The High Court yesterday handed down its judgment on the test cases brought by the Financial Conduct Authority (FCA) in relation to business interruption policies and claims made under the same in relation to losses suffered as a result of the national lockdown in March, and ongoing restrictions for businesses.
On most key issues, the Court found in favour of the policyholders, which will be a relief for many small businesses across the country. The devil is in the detail on these policies though, and the 162-page judgement went into great detail on all points raised, and will no doubt take some time for all parties to digest.
Christopher Woolard, Interim Chief Executive of the FCA commented,
‘We brought the test case in order to resolve the lack of clarity and certainty that existed for many policyholders making business interruption claims and the wider market. We are pleased that the Court has substantially found in favour of the arguments we presented on the majority of the key issues. Today’s judgment is a significant step in resolving the uncertainty being faced by policyholders. We are grateful to the court for delivering the judgment quickly and the speed with which it was reached reflects well on all parties.
‘Coronavirus is causing substantial loss and distress to businesses and many are under immense financial strain to stay afloat. Our aim throughout this court action has been to get clarity for as wide a range of parties as possible, as quickly as possible and today’s judgment removes a large number of those roadblocks to successful claims, as well as clarifying those that may not be successful.
‘Insurers should reflect on the clarity provided here and, irrespective of any possible appeals, consider the steps they can take now to progress claims of the type that the judgment says should be paid. They should also communicate directly and quickly with policyholders who have made claims affected by the judgment to explain next steps.

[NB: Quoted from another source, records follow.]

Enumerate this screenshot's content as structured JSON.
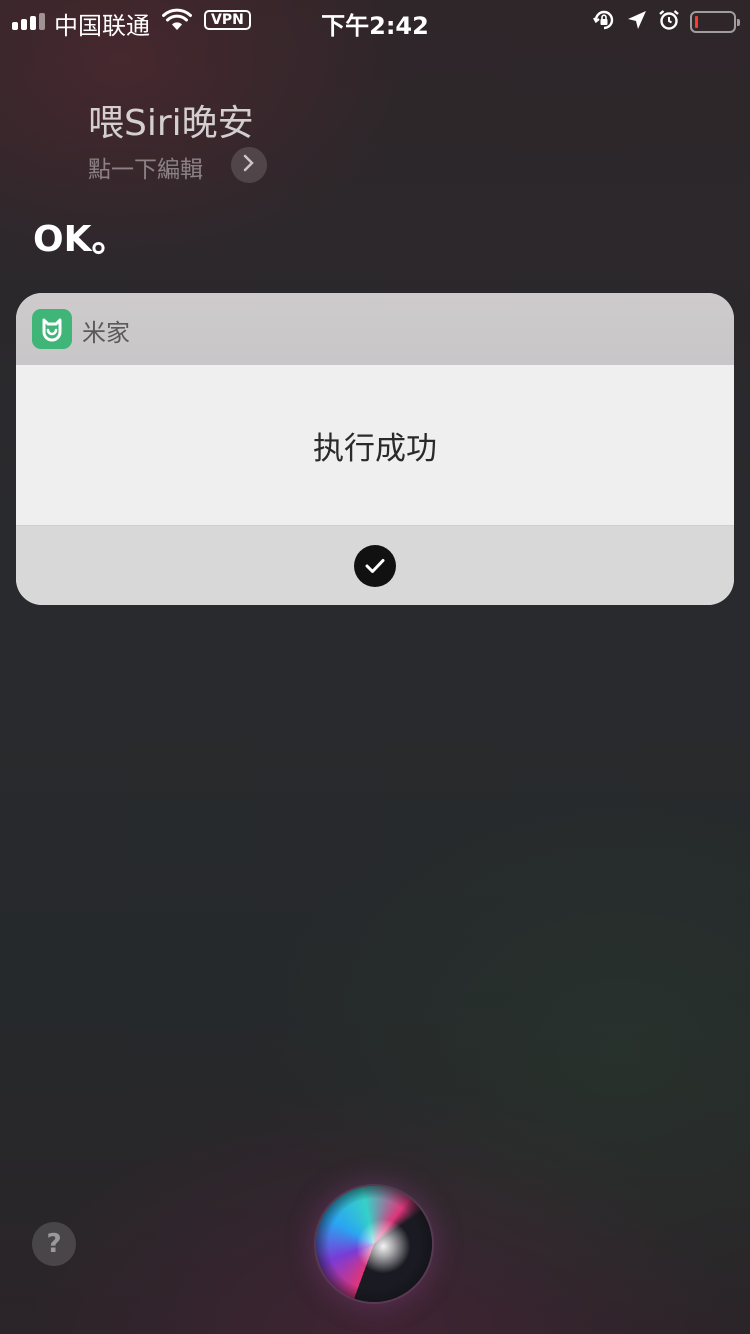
{
  "status_bar": {
    "carrier": "中国联通",
    "vpn_label": "VPN",
    "time": "下午2:42",
    "icons": [
      "signal-icon",
      "wifi-icon",
      "rotation-lock-icon",
      "location-icon",
      "alarm-icon",
      "battery-icon"
    ],
    "battery_level": 0.08,
    "battery_color": "#ff3b30"
  },
  "siri": {
    "query": "喂Siri晚安",
    "edit_hint": "點一下編輯",
    "response": "OK。"
  },
  "card": {
    "app_name": "米家",
    "app_icon_color": "#3fb577",
    "message": "执行成功"
  },
  "bottom": {
    "help_label": "?"
  }
}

‘If any parties do appeal the judgment, we would expect that to be done in as rapid a manner as possible in line with the agreement that we made with insurers at the start of this process. As we have recognised from the start of this case, thousands of small firms and potentially hundreds of thousands of jobs are relying on this.”
The Covid 19 pandemic, and the whole country lockdown in March, led to widespread disruption and caused financial difficulties for many businesses. Businesses looked to their business disruption insurers to make payments to cover these losses.
Business interruption policies are complex. There were genuine difficulties in interpretations of policy clauses leaving customers in doubt whether they could make claims at all, and decisions taken by different insurers was causing uncertainty and dispute. The FCA took the decision that these matters needed to be resolved as soon as possible and asked the Courts to consider several policy wordings to provide clarity and certainty for everyone involved in business interruption insurance claims because of Covid 19.
On 9th June 2020, the FCA test case in relation to business interruption insurance policies was issued in the High Court. The FCA took a representative sample of cases to Court, covering 17 policy wordings, with insurers having volunteered to take part.
The trial commenced on 20th July and lasted eight days, with Mr Justice Flaux and Mr Justice Burcher presiding over the case.
It is highly likely that there will be appeals against the judgement which may not be back before the Court until early 2021, although it is expected that this will be accelerated, and may even seek to leapfrog the Court of Appeal and go straight to the Supreme Court. Many insurers may take the decision to attempt to resolve cases with their policyholders to move matters forward.
Affiniti will be interested to see what happens next .